  48. Poetry: An Essential Review O MY LUVE'S LIKE A RED, RED ROSE by: Robert Burns (1759-1796) O MY Luve's like a red, red rose, That's newly sprung in June. O, my Luve's like the melodie, That's sweetly play'd in tune. As fair art thou, my bonie lass, So deep in luve am I, And I will luve thee still, my dear, Till a' the seas gang dry. Till a' the seas gang dry, my dear, And the rocks melt wi' the sun! And I will luve thee still, my dear, While the sands o' life shall run. And fare thee weel, my only luve, And fare thee weel a while!
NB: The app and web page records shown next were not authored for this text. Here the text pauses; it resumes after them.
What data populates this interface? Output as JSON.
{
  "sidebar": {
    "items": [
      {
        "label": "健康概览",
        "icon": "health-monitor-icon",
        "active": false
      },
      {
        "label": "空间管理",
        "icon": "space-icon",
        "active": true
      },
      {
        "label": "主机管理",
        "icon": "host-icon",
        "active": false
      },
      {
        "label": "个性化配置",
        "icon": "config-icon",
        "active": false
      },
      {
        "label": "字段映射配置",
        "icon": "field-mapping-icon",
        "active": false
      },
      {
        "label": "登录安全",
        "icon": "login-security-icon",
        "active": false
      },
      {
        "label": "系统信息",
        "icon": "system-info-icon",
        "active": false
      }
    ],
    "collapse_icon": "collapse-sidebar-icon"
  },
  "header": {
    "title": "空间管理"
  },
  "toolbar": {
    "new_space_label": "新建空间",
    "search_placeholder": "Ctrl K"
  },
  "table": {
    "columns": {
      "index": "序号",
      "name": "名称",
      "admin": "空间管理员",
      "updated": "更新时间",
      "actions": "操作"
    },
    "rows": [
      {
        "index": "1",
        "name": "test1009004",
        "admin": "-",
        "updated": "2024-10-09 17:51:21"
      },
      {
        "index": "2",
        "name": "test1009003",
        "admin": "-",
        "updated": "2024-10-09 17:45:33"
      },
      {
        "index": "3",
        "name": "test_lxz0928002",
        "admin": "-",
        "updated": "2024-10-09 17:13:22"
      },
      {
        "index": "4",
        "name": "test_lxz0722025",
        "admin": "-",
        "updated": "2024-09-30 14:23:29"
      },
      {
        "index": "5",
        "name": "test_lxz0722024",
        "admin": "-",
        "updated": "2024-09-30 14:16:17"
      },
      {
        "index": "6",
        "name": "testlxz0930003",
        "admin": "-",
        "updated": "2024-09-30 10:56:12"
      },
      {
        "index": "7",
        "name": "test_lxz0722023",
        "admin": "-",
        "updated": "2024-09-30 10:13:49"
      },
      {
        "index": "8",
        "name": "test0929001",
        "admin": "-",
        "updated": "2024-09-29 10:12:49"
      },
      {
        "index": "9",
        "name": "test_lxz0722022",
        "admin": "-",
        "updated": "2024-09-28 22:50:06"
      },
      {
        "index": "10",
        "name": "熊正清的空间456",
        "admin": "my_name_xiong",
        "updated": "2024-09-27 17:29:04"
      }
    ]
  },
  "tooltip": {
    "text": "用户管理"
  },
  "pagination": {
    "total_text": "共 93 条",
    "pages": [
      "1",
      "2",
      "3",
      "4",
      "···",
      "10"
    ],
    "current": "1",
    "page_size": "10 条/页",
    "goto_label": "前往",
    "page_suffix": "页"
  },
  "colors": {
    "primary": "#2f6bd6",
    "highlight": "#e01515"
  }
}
And I will come again, my luve, Tho' it were ten thousand mile!

  49. Poetry: An Essential Review “Ode To Billie Joe” by Bobbie Gentry It was the third of June, another sleepy, dusty Delta dayI was out choppin' cotton and my brother was balin' hayAnd at dinner time we stopped and walked back to the house to eatAnd Mama hollered out the back door "y'all remember to wipe your feet"And then she said "I got some news this mornin' from Choctaw Ridge""Today Billy Joe MacAllister jumped off the Tallahatchie Bridge" And Papa said to Mama as he passed around the black-eyed peas"Well, Billy Joe never had a lick of sense, pass the biscuits, please""There's five more acres in the lower forty I've got to plow"And Mama said it was shame about Billy Joe, anyhowSeems like nothin' ever comes to no good up on Choctaw RidgeAnd now Billy Joe MacAllister's jumped off the Tallahatchie Bridge

  50. Poetry: An Essential Review And Brother said he recollected when he and Tom and Billie JoePut a frog down my back at the Carroll County picture showAnd wasn't I talkin' to him after church last Sunday night?"I'll have another piece of apple pie, you know it don't seem right""I saw him at the sawmill yesterday on Choctaw Ridge""And now you tell me Billie Joe's jumped off the Tallahatchie Bridge"And Mama said to me "Child, what's happened to your appetite?""I've been cookin' all morning and you haven't touched a single bite""That nice young preacher, Brother Taylor, dropped by today""Said he'd be pleased to have dinner on Sunday, oh, by the way""He said he saw a girl that looked a lot like you up on Choctaw Ridge""And she and Billy Joe was throwing somethin' off the Tallahatchie Bridge"